- THE TASK -
What is needed is a copy of each line in the listing that contains "eyes".

- THE DATA -
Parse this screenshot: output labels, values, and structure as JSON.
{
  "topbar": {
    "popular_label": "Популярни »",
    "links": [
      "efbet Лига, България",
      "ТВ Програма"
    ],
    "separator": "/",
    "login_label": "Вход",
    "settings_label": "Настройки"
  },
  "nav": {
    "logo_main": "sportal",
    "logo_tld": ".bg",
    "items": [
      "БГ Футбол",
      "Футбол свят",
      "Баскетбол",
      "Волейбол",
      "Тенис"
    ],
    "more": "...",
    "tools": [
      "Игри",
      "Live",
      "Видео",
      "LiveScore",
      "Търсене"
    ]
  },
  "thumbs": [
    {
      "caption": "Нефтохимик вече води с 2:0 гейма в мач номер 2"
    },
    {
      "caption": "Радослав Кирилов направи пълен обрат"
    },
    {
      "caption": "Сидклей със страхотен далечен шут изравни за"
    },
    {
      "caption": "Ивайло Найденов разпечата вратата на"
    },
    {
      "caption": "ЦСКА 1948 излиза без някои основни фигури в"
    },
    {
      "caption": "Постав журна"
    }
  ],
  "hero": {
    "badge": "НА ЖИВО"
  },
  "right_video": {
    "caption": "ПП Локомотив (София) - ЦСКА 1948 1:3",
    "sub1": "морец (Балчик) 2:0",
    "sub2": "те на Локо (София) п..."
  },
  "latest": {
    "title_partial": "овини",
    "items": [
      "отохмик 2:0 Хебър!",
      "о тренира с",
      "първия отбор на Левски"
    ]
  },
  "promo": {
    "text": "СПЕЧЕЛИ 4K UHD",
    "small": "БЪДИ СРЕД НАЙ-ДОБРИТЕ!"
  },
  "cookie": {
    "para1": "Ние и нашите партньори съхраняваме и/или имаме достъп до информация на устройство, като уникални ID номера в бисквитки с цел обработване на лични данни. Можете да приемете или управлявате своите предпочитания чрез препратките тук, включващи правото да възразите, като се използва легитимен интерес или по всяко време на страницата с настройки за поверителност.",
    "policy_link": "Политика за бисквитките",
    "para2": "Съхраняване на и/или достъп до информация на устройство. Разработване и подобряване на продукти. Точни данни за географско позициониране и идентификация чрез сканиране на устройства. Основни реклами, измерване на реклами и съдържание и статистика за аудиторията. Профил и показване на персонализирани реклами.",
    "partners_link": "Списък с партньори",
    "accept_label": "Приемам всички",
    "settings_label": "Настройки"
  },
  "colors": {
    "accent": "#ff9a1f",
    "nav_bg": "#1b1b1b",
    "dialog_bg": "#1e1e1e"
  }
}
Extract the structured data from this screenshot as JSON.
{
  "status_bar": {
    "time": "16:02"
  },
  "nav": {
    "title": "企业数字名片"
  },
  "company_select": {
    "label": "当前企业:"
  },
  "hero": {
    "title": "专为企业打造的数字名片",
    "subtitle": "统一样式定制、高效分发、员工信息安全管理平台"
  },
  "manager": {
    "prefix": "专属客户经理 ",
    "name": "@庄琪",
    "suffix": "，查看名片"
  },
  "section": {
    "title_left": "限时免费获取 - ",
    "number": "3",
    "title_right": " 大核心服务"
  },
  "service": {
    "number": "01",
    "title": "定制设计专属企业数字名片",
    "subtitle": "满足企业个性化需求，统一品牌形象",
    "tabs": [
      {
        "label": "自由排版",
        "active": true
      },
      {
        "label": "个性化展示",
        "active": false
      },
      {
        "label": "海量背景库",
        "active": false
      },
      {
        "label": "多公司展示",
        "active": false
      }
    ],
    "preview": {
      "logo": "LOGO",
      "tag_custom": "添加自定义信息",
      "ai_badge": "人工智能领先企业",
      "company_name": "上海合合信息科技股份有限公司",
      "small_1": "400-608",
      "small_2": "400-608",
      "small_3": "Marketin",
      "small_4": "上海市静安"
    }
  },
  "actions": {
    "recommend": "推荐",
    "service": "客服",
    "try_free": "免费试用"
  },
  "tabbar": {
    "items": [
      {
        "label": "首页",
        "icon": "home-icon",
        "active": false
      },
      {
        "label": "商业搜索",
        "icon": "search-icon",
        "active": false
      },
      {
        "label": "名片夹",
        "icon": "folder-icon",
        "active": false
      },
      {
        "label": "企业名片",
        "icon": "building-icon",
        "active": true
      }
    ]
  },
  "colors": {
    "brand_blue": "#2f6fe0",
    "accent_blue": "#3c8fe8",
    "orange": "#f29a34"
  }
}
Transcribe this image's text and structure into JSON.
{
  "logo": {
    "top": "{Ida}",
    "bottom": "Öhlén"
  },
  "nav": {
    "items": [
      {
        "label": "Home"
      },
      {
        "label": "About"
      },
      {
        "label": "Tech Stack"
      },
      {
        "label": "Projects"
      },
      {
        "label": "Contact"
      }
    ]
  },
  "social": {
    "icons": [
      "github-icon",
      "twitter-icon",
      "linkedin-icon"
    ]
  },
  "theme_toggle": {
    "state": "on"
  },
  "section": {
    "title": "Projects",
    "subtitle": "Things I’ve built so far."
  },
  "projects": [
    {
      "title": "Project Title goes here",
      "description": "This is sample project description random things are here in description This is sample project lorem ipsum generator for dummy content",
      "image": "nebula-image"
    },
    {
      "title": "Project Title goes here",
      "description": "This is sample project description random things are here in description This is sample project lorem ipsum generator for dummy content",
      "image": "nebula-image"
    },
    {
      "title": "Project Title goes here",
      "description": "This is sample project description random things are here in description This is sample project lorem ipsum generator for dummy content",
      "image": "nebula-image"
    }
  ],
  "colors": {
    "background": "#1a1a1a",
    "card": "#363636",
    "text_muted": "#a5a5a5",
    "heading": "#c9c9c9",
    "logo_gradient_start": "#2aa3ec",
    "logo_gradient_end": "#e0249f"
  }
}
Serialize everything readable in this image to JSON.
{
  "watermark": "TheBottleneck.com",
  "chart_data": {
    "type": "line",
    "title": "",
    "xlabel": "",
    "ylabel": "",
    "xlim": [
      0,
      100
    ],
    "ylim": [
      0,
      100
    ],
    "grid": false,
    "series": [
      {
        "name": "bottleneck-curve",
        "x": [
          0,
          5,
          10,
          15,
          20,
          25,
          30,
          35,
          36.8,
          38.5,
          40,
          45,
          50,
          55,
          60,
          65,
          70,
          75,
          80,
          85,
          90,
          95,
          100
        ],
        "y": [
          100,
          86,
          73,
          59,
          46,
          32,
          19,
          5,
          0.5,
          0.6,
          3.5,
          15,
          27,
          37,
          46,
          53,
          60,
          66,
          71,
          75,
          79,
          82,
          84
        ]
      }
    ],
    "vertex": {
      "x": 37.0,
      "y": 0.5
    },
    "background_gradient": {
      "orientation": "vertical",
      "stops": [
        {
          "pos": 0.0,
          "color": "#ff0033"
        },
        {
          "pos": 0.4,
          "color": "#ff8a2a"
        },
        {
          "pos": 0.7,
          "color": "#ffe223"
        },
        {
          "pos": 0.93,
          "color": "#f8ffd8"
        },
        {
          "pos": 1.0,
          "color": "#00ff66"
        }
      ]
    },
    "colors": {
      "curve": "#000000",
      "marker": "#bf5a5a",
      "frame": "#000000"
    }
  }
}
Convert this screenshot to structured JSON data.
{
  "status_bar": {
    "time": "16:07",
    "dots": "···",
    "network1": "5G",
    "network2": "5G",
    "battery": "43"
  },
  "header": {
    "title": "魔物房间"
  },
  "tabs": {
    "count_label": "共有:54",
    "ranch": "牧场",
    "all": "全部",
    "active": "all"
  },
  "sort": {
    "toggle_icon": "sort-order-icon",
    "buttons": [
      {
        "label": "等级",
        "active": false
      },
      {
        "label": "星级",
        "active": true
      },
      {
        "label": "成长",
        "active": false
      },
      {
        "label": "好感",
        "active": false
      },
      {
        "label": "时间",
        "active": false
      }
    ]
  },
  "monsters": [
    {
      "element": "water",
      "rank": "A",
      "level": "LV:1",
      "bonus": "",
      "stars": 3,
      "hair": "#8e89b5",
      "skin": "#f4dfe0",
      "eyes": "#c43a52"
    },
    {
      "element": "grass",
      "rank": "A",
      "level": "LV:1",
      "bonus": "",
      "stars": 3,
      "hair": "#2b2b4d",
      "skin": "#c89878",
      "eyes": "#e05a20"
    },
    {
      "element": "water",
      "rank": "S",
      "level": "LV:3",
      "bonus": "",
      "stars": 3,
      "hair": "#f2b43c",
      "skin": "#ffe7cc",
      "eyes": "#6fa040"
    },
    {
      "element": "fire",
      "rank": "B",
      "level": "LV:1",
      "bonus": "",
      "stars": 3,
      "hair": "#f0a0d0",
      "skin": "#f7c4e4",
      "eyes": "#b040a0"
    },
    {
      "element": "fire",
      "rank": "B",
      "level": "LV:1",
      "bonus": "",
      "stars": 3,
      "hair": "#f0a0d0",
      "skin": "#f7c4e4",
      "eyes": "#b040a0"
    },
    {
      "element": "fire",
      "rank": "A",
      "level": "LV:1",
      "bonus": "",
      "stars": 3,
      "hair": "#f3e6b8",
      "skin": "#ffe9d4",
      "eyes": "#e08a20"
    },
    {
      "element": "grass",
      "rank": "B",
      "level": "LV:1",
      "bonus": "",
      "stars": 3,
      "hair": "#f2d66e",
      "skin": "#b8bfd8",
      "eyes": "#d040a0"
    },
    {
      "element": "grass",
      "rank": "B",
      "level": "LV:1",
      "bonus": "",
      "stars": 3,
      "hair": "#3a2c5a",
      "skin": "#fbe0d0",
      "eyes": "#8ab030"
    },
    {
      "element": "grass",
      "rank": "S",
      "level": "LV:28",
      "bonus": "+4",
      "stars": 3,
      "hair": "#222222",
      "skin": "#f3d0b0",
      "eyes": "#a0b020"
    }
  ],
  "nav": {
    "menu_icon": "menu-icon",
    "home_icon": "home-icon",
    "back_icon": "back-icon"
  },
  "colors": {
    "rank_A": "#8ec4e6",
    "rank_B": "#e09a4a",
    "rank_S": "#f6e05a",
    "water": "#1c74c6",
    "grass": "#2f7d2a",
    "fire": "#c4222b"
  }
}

- TASK ANSWER -
      "eyes": "#c43a52"
      "eyes": "#e05a20"
      "eyes": "#6fa040"
      "eyes": "#b040a0"
      "eyes": "#b040a0"
      "eyes": "#e08a20"
      "eyes": "#d040a0"
      "eyes": "#8ab030"
      "eyes": "#a0b020"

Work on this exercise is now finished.